NEW YORK (TheStreet) -- The rising price of Twitter's initial public offering, expected for Thursday, should cause prospective investors to take a step back and consider whether they are willing to invest in the micro-blogging site given its past, present and future.
The IPO has a host of challenges for prospective investors, especially those who won't be getting a piece of allocations from lead underwriter Goldman Sachs (GS) and co-underwriters Morgan Stanley (MS), JPMorgan (JPM), Bank of America (BAC) when the deal prices on Wednesday.
Given Twitter's current IPO pricing of between $23 and $25 a share and reports the 70 million share offering is oversubscribed, there is also reason to believe the company's shares may surge in their first day of trading.

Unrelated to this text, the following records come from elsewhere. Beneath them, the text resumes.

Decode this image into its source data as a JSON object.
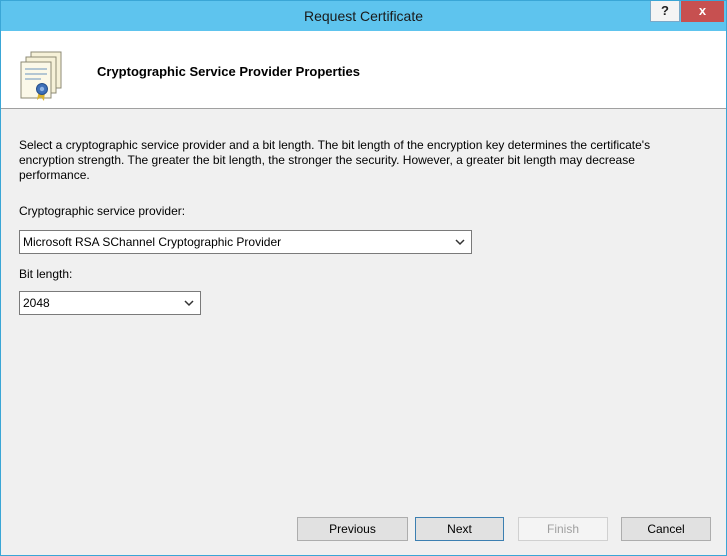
{
  "window": {
    "title": "Request Certificate",
    "help_label": "?",
    "close_label": "x"
  },
  "header": {
    "title": "Cryptographic Service Provider Properties",
    "icon": "certificate-icon"
  },
  "content": {
    "description": "Select a cryptographic service provider and a bit length. The bit length of the encryption key determines the certificate's encryption strength. The greater the bit length, the stronger the security. However, a greater bit length may decrease performance.",
    "provider_label": "Cryptographic service provider:",
    "provider_value": "Microsoft RSA SChannel Cryptographic Provider",
    "bits_label": "Bit length:",
    "bits_value": "2048"
  },
  "buttons": {
    "previous": "Previous",
    "next": "Next",
    "finish": "Finish",
    "cancel": "Cancel"
  },
  "colors": {
    "titlebar": "#5ec4ee",
    "close": "#c75050"
  }
}
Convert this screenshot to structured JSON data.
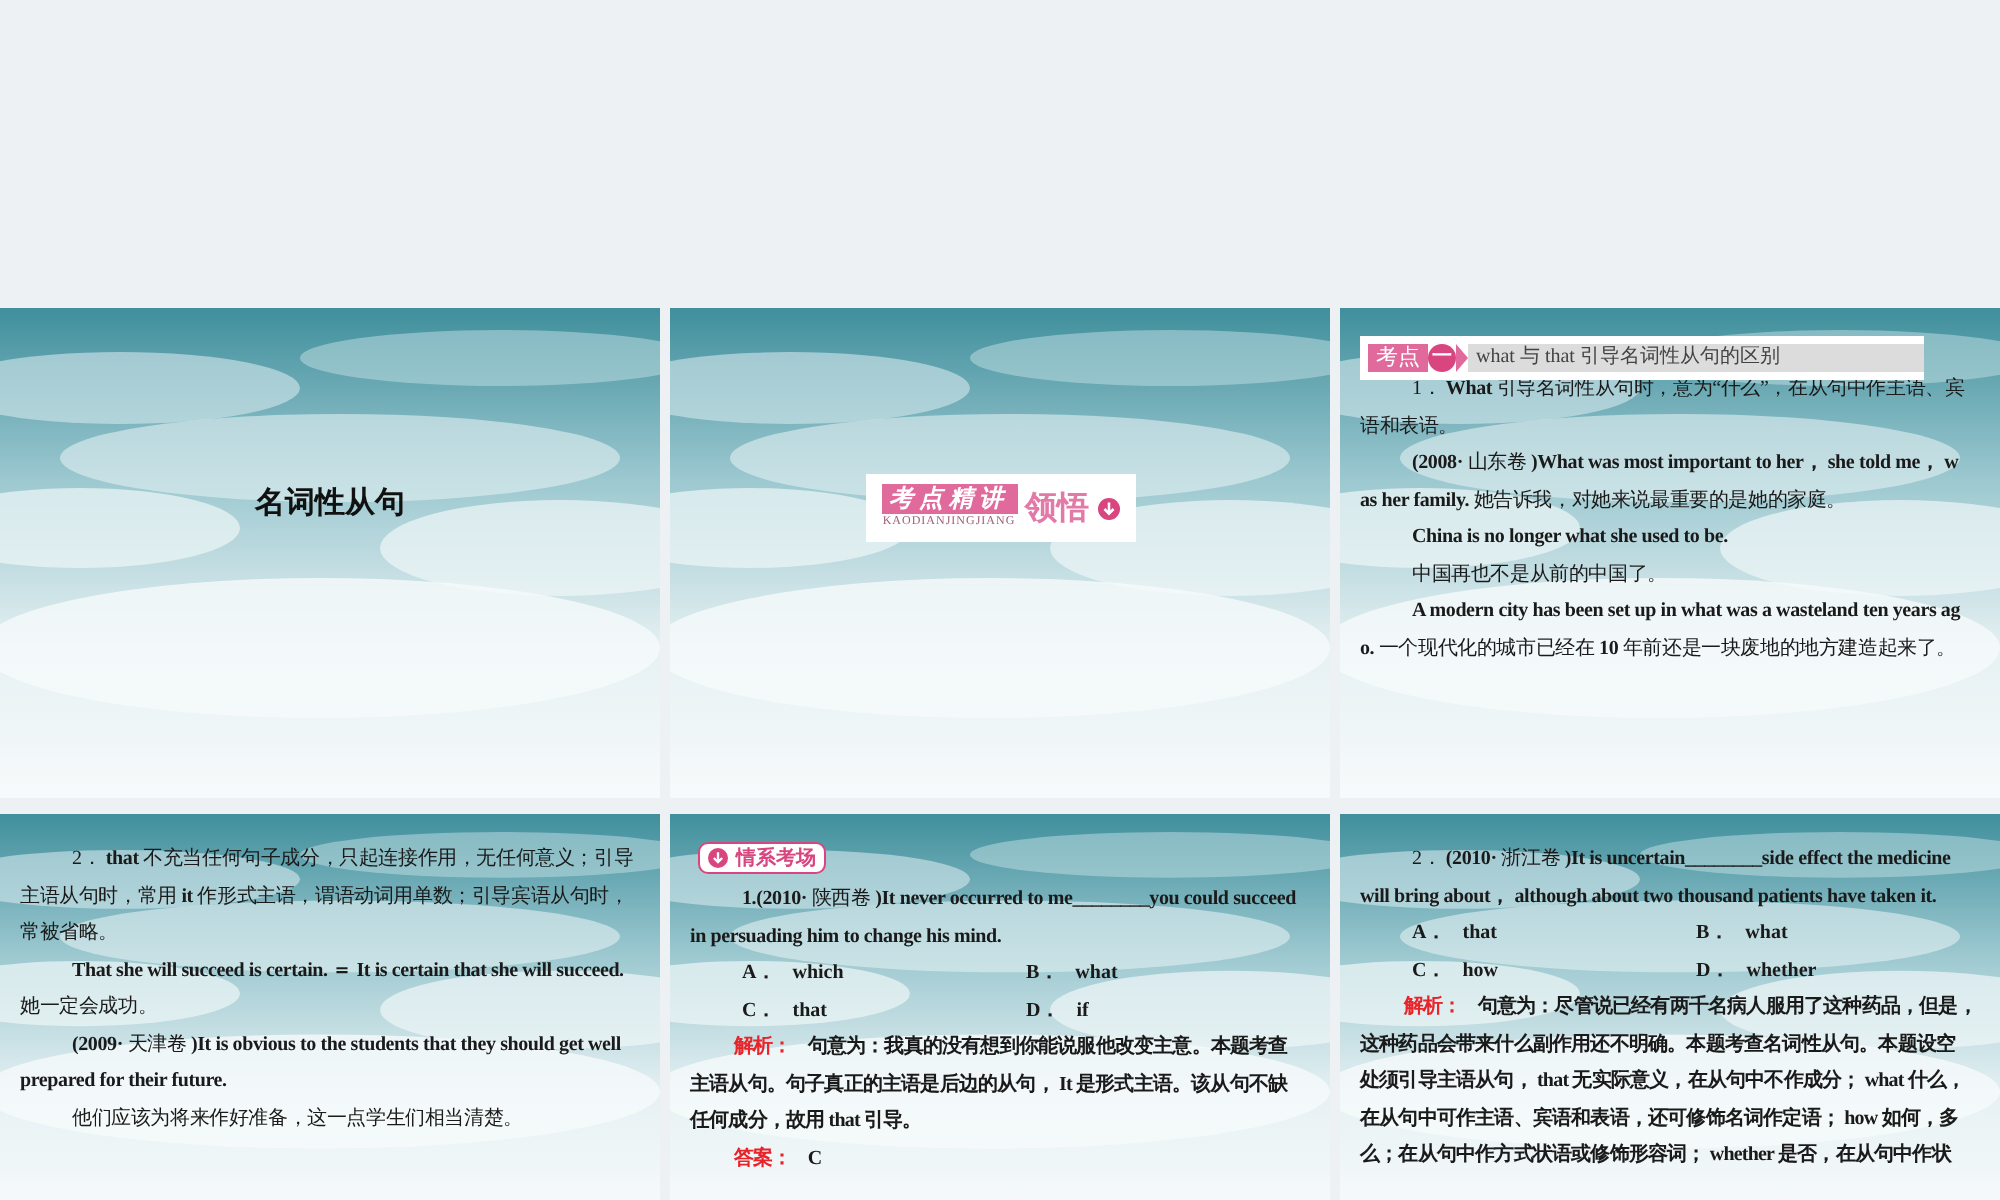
{
  "slides": [
    {
      "kind": "title",
      "title": "名词性从句"
    },
    {
      "kind": "banner",
      "tag": "考点精讲",
      "pinyin": "KAODIANJINGJIANG",
      "word": "领悟"
    },
    {
      "kind": "content",
      "header": {
        "kind": "section",
        "tag": "考点",
        "number": "一",
        "title": "what 与 that 引导名词性从句的区别"
      },
      "paragraphs": [
        {
          "kind": "text",
          "lines": [
            "1． **What** 引导名词性从句时，意为“什么”，在从句中作主语、宾",
            "语和表语。"
          ]
        },
        {
          "kind": "text",
          "lines": [
            "**(2008·** 山东卷 **)What was most important to her， she told me， w**",
            "**as her family.** 她告诉我，对她来说最重要的是她的家庭。"
          ]
        },
        {
          "kind": "text",
          "lines": [
            "**China is no longer what she used to be.**"
          ]
        },
        {
          "kind": "text",
          "lines": [
            "中国再也不是从前的中国了。"
          ]
        },
        {
          "kind": "text",
          "lines": [
            "**A modern city has been set up in what was a wasteland ten years ag**",
            "**o.** 一个现代化的城市已经在 **10** 年前还是一块废地的地方建造起来了。"
          ]
        }
      ]
    },
    {
      "kind": "content",
      "paragraphs": [
        {
          "kind": "text",
          "lines": [
            "2． **that** 不充当任何句子成分，只起连接作用，无任何意义；引导",
            "主语从句时，常用 **it** 作形式主语，谓语动词用单数；引导宾语从句时，",
            "常被省略。"
          ]
        },
        {
          "kind": "text",
          "lines": [
            "**That she will succeed is certain. ＝ It is certain that she will succeed.**",
            "她一定会成功。"
          ]
        },
        {
          "kind": "text",
          "lines": [
            "**(2009·** 天津卷 **)It is obvious to the students that they should get well**",
            "**prepared for their future.**"
          ]
        },
        {
          "kind": "text",
          "lines": [
            "他们应该为将来作好准备，这一点学生们相当清楚。"
          ]
        }
      ]
    },
    {
      "kind": "content",
      "header": {
        "kind": "pill",
        "title": "情系考场"
      },
      "paragraphs": [
        {
          "kind": "text",
          "lines": [
            "**1.(2010·** 陕西卷 **)It never occurred to me________you could succeed**",
            "**in persuading him to change his mind.**"
          ]
        },
        {
          "kind": "options",
          "options": [
            [
              "A．",
              "which"
            ],
            [
              "B．",
              "what"
            ],
            [
              "C．",
              "that"
            ],
            [
              "D．",
              "if"
            ]
          ]
        },
        {
          "kind": "labeled",
          "label": "解析：",
          "lines": [
            "句意为：我真的没有想到你能说服他改变主意。本题考查",
            "主语从句。句子真正的主语是后边的从句， It 是形式主语。该从句不缺",
            "任何成分，故用 that 引导。"
          ]
        },
        {
          "kind": "labeled",
          "label": "答案：",
          "lines": [
            "C"
          ]
        }
      ]
    },
    {
      "kind": "content",
      "paragraphs": [
        {
          "kind": "text",
          "lines": [
            "2． **(2010·** 浙江卷 **)It is uncertain________side effect the medicine**",
            "**will bring about， although about two thousand patients have taken it.**"
          ]
        },
        {
          "kind": "options",
          "options": [
            [
              "A．",
              "that"
            ],
            [
              "B．",
              "what"
            ],
            [
              "C．",
              "how"
            ],
            [
              "D．",
              "whether"
            ]
          ]
        },
        {
          "kind": "labeled",
          "label": "解析：",
          "lines": [
            "句意为：尽管说已经有两千名病人服用了这种药品，但是，",
            "这种药品会带来什么副作用还不明确。本题考查名词性从句。本题设空",
            "处须引导主语从句， that 无实际意义，在从句中不作成分； what 什么，",
            "在从句中可作主语、宾语和表语，还可修饰名词作定语； how 如何，多",
            "么；在从句中作方式状语或修饰形容词； whether 是否，在从句中作状"
          ]
        }
      ]
    }
  ]
}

Twitter inevitably will begin trading at a price that far exceeds any earnings multiple given its accumulated losses, and the company's revenue streams will be hard to value considering there are only two years of data for investors to discount. Management change at the micro-blogging site may also indicate Twitter's business model remains in flux.
Any one snapshot, whether it is the most recent earnings results Twitter lists in its amended S-1 filing, or some grand vision of the company's future, are likely to prove an incomplete way of understanding the share listing. A better approach has to involve discounting Twitter's present earnings with building an understanding of how the company can grow and evolve in coming years.
Twitter will IPO as a faster-growing media property than larger competitors such as Facebook (FB) and Google (GOOG), and it holds a more universal appeal than LinkedIn (LNKD). Generally, analysts and investors seem to agree Twitter is pricing its offering at fair, if not attractive multiples, to its expected revenue and growth.
According to SunTrust Robinson Humphrey analyst Robert S. Peck, Twitter's pricing implies a multiple of 10 times the company's enterprise value to revenue in 2014 and a multiple of 6 times EV/revenue in 2015, lower than the average 17x multiple of Facebook, LinkedIn, Yelp (YELP) and Zillow (Z).
Twitter's expected 80% compound annual revenue growth rate of 80%, meanwhile, is higher than its peers. The company's EV relative to its monthly average users (MAU) comes in a $53, a contrast to the average EV/MAU multiple carried by Facebook and LinkedIn.
Of course, if Twitter's shares surge from its IPO pricing, it will stretch all of the company's comparable multiples.
Jim Cramer, founder of Thestreet, has set some hard and fast rules for investors given his expectation that this will, indeed, be a hot IPO. Cramer believes Twitter has a path toward revenue growth and profitability that investors can trust, however, at some point investors may need to draw a line on valuation. Investors should balk at Twitter shares at a market capitalization of over $20 billion, Cramer said on Wednesday.
That valuation balances the company's expected potential and accounts for the company's still uncertain share count.
Santosh Rao, an analyst at Greencrest Capital said in a Tuesday telephone interview that Twitter's current IPO pricing is "fair" and "makes sense" given a limited float when compared to Facebook.
The analyst expects the company's stock to pop in day-one trading to above $30 a share. At $35 a share, Rao says investors should wait for a pullback and the analyst generally believes investors can wait out the share listing entirely and hold out for further information in Twitter's fourth-quarter earnings, if they so choose.
Rao, however, cautions investors from waiting for Twitter to definitively prove itself. Investors that believe Twitter's platform is strong should invest early and monitoring trends such as user growth and monetization of international users, according to Rao.